------ Material supplied

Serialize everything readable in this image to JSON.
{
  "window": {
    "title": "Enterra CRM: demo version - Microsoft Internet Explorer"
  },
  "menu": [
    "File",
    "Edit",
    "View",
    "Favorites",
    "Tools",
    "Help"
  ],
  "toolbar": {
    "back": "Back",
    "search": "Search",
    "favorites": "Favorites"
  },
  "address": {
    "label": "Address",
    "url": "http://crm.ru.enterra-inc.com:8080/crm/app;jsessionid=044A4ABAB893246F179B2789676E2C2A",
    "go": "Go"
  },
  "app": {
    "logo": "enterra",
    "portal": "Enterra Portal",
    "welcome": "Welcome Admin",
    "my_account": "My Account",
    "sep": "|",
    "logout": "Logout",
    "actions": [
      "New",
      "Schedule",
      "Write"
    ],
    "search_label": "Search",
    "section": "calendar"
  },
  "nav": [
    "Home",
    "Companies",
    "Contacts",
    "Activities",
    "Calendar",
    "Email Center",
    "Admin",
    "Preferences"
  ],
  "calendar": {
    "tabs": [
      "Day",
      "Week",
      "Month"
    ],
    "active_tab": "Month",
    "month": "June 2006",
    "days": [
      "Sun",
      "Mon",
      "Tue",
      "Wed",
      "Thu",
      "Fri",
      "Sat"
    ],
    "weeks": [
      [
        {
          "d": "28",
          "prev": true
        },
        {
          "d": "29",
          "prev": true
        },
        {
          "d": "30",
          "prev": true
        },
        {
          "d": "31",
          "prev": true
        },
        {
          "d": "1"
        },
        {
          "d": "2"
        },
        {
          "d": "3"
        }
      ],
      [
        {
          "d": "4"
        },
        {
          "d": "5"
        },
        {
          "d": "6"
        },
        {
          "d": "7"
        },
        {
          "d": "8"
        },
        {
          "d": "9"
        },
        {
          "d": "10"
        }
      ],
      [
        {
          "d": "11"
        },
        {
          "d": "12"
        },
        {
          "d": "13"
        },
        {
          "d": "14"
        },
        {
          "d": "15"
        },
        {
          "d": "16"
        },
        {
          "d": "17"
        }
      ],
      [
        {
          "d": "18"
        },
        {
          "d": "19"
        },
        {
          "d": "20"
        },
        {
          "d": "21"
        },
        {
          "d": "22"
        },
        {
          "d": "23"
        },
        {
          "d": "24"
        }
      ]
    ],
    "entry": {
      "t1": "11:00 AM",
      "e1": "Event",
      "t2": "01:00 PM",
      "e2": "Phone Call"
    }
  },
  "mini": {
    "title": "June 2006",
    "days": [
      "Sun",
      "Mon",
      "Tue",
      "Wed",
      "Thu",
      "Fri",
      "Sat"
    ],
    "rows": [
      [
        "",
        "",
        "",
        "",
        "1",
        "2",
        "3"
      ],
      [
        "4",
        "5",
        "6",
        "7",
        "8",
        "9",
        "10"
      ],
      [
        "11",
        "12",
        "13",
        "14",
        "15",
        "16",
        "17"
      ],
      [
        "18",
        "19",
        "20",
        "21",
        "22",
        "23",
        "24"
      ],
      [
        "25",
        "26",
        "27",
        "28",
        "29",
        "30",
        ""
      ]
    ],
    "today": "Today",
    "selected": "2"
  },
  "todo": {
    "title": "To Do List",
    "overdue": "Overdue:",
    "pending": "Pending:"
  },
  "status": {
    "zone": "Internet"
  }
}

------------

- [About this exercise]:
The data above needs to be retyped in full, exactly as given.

- [Answer to this task]:
Serialize everything readable in this image to JSON.
{
  "window": {
    "title": "Enterra CRM: demo version - Microsoft Internet Explorer"
  },
  "menu": [
    "File",
    "Edit",
    "View",
    "Favorites",
    "Tools",
    "Help"
  ],
  "toolbar": {
    "back": "Back",
    "search": "Search",
    "favorites": "Favorites"
  },
  "address": {
    "label": "Address",
    "url": "http://crm.ru.enterra-inc.com:8080/crm/app;jsessionid=044A4ABAB893246F179B2789676E2C2A",
    "go": "Go"
  },
  "app": {
    "logo": "enterra",
    "portal": "Enterra Portal",
    "welcome": "Welcome Admin",
    "my_account": "My Account",
    "sep": "|",
    "logout": "Logout",
    "actions": [
      "New",
      "Schedule",
      "Write"
    ],
    "search_label": "Search",
    "section": "calendar"
  },
  "nav": [
    "Home",
    "Companies",
    "Contacts",
    "Activities",
    "Calendar",
    "Email Center",
    "Admin",
    "Preferences"
  ],
  "calendar": {
    "tabs": [
      "Day",
      "Week",
      "Month"
    ],
    "active_tab": "Month",
    "month": "June 2006",
    "days": [
      "Sun",
      "Mon",
      "Tue",
      "Wed",
      "Thu",
      "Fri",
      "Sat"
    ],
    "weeks": [
      [
        {
          "d": "28",
          "prev": true
        },
        {
          "d": "29",
          "prev": true
        },
        {
          "d": "30",
          "prev": true
        },
        {
          "d": "31",
          "prev": true
        },
        {
          "d": "1"
        },
        {
          "d": "2"
        },
        {
          "d": "3"
        }
      ],
      [
        {
          "d": "4"
        },
        {
          "d": "5"
        },
        {
          "d": "6"
        },
        {
          "d": "7"
        },
        {
          "d": "8"
        },
        {
          "d": "9"
        },
        {
          "d": "10"
        }
      ],
      [
        {
          "d": "11"
        },
        {
          "d": "12"
        },
        {
          "d": "13"
        },
        {
          "d": "14"
        },
        {
          "d": "15"
        },
        {
          "d": "16"
        },
        {
          "d": "17"
        }
      ],
      [
        {
          "d": "18"
        },
        {
          "d": "19"
        },
        {
          "d": "20"
        },
        {
          "d": "21"
        },
        {
          "d": "22"
        },
        {
          "d": "23"
        },
        {
          "d": "24"
        }
      ]
    ],
    "entry": {
      "t1": "11:00 AM",
      "e1": "Event",
      "t2": "01:00 PM",
      "e2": "Phone Call"
    }
  },
  "mini": {
    "title": "June 2006",
    "days": [
      "Sun",
      "Mon",
      "Tue",
      "Wed",
      "Thu",
      "Fri",
      "Sat"
    ],
    "rows": [
      [
        "",
        "",
        "",
        "",
        "1",
        "2",
        "3"
      ],
      [
        "4",
        "5",
        "6",
        "7",
        "8",
        "9",
        "10"
      ],
      [
        "11",
        "12",
        "13",
        "14",
        "15",
        "16",
        "17"
      ],
      [
        "18",
        "19",
        "20",
        "21",
        "22",
        "23",
        "24"
      ],
      [
        "25",
        "26",
        "27",
        "28",
        "29",
        "30",
        ""
      ]
    ],
    "today": "Today",
    "selected": "2"
  },
  "todo": {
    "title": "To Do List",
    "overdue": "Overdue:",
    "pending": "Pending:"
  },
  "status": {
    "zone": "Internet"
  }
}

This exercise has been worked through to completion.